▶ **What the task asks**: Collect every line of the records below that contains the word "time".

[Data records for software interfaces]
****************************************

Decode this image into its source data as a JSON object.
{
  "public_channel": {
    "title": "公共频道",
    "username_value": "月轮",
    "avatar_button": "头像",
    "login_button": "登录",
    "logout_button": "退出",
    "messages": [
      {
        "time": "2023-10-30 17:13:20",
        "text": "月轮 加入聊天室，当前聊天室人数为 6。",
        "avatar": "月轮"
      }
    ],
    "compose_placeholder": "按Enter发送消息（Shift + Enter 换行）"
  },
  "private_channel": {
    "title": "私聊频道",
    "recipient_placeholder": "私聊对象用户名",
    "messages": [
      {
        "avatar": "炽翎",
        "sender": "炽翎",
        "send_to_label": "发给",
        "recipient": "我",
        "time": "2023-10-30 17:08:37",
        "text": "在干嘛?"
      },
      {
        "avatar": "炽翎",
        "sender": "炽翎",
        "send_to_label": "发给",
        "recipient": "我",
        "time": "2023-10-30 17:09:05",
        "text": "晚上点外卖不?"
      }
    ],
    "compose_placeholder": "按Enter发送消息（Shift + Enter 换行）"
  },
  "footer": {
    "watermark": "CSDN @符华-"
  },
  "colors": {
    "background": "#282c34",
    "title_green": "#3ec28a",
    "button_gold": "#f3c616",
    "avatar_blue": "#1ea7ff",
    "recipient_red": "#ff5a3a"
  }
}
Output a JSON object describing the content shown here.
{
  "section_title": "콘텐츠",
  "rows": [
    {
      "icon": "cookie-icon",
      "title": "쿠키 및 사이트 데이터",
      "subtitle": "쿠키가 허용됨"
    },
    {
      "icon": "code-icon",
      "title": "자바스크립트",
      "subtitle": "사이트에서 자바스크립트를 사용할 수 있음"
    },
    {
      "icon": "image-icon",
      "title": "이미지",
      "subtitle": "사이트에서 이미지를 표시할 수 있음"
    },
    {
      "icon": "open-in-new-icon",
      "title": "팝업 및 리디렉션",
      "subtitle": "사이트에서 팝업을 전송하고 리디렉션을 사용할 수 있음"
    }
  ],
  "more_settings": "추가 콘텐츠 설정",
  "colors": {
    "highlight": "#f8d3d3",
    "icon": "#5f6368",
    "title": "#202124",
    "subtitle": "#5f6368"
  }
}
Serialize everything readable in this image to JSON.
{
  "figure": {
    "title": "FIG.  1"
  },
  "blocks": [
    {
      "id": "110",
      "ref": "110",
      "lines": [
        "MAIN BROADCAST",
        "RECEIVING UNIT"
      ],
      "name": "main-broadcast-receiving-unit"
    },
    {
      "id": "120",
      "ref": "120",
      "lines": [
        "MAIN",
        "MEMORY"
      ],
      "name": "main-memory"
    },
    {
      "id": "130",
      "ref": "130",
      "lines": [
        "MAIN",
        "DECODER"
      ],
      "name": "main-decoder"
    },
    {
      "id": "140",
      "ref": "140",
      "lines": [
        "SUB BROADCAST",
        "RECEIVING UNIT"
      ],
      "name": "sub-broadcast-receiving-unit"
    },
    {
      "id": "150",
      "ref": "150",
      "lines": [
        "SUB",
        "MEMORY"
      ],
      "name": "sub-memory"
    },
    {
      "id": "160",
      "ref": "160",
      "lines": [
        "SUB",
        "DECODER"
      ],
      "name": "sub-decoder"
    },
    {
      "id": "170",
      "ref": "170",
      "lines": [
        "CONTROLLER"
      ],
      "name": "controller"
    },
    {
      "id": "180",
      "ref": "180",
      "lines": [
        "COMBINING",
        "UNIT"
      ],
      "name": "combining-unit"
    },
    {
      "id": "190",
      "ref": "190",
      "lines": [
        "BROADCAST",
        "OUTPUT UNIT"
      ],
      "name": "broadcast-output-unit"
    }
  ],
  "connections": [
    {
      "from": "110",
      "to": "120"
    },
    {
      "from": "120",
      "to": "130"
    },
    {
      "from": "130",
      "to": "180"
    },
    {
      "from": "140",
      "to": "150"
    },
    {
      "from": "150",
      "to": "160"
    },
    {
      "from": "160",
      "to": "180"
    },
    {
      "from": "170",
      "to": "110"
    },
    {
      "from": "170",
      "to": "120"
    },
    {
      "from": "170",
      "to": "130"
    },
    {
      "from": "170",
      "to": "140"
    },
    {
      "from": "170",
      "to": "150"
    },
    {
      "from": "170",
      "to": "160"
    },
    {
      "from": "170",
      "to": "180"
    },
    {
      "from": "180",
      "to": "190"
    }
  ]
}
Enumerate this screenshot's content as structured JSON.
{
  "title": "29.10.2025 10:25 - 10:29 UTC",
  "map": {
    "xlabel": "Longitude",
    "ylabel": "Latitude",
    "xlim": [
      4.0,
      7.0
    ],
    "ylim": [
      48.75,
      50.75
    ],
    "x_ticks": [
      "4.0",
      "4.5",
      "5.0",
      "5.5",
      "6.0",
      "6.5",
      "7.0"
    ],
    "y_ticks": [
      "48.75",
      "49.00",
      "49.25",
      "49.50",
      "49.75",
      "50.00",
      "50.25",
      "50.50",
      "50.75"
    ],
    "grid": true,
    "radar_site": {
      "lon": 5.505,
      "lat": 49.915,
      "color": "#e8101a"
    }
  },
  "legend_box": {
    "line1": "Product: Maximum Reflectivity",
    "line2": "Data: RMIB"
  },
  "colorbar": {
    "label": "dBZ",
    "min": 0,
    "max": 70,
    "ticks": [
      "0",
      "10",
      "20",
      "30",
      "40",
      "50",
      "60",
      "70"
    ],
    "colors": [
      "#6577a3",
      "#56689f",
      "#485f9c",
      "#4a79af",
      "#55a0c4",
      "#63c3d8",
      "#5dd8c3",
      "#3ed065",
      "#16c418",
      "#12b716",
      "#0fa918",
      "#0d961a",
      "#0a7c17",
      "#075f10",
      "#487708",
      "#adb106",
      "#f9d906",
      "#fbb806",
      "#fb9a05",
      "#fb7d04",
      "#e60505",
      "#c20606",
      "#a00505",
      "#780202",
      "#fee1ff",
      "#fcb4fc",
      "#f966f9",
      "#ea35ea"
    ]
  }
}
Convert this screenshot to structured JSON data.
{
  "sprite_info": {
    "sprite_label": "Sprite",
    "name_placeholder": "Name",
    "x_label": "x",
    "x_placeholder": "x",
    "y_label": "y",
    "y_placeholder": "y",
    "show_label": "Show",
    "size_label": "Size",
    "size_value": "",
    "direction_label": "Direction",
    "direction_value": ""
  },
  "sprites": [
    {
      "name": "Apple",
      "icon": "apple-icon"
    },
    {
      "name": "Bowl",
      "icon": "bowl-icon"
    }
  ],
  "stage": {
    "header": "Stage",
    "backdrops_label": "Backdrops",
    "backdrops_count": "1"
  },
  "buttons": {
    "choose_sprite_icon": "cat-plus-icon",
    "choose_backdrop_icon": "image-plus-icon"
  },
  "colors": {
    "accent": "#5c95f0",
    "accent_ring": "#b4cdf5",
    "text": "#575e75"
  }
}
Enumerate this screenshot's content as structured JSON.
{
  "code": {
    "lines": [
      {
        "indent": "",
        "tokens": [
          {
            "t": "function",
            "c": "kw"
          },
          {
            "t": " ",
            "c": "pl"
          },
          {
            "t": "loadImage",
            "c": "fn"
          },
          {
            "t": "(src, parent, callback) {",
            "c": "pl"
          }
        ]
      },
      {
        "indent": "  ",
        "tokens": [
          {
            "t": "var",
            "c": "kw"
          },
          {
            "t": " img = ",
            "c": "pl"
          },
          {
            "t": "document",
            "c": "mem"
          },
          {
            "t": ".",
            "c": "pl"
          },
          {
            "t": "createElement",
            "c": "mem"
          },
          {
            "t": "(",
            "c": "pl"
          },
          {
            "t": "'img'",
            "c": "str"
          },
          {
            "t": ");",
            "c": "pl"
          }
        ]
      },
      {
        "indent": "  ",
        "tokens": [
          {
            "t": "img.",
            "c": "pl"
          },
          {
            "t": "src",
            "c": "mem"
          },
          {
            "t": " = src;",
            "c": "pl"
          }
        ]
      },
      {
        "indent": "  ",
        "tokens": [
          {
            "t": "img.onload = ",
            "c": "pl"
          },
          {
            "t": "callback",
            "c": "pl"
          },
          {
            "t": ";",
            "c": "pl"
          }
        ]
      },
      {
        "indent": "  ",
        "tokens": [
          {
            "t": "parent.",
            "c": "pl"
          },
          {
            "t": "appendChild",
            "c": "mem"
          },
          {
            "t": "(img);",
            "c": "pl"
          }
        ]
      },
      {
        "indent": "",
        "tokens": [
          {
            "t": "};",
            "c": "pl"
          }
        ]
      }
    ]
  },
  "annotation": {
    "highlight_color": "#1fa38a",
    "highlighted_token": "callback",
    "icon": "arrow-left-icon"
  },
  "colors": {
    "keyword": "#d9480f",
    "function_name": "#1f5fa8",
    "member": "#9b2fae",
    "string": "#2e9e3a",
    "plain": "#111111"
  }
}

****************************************

▶ **Answer section**:
        "time": "2023-10-30 17:13:20",
        "time": "2023-10-30 17:08:37",
        "time": "2023-10-30 17:09:05",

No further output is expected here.